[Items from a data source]
★ ★ ★ ★ ★ ★ ★

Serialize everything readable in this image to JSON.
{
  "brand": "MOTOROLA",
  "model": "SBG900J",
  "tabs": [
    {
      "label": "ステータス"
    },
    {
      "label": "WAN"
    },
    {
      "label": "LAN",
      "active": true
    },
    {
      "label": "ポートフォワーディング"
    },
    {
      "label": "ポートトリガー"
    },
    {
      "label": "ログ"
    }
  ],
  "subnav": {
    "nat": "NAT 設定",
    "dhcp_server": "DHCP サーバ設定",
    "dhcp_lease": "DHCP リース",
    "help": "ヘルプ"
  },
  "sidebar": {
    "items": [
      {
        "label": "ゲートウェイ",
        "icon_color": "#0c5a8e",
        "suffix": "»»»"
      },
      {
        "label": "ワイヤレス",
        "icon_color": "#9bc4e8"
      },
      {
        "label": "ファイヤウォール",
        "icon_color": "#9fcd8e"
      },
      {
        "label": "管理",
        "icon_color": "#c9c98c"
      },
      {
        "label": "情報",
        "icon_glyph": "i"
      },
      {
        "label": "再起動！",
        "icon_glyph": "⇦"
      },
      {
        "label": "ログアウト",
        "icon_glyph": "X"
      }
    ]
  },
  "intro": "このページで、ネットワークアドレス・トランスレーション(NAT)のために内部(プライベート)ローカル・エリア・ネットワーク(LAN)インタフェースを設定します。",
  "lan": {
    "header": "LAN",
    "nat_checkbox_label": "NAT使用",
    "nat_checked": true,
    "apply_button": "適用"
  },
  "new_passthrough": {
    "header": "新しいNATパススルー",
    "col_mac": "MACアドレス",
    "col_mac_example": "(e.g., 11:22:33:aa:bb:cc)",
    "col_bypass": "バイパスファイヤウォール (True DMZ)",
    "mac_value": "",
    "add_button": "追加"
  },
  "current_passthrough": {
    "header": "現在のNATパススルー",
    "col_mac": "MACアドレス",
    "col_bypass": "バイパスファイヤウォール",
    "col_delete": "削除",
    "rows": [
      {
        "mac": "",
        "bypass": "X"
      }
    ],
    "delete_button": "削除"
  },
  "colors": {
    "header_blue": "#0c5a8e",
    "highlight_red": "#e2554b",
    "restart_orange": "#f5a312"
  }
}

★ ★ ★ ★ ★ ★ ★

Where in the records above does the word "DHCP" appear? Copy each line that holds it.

    "dhcp_server": "DHCP サーバ設定",
    "dhcp_lease": "DHCP リース",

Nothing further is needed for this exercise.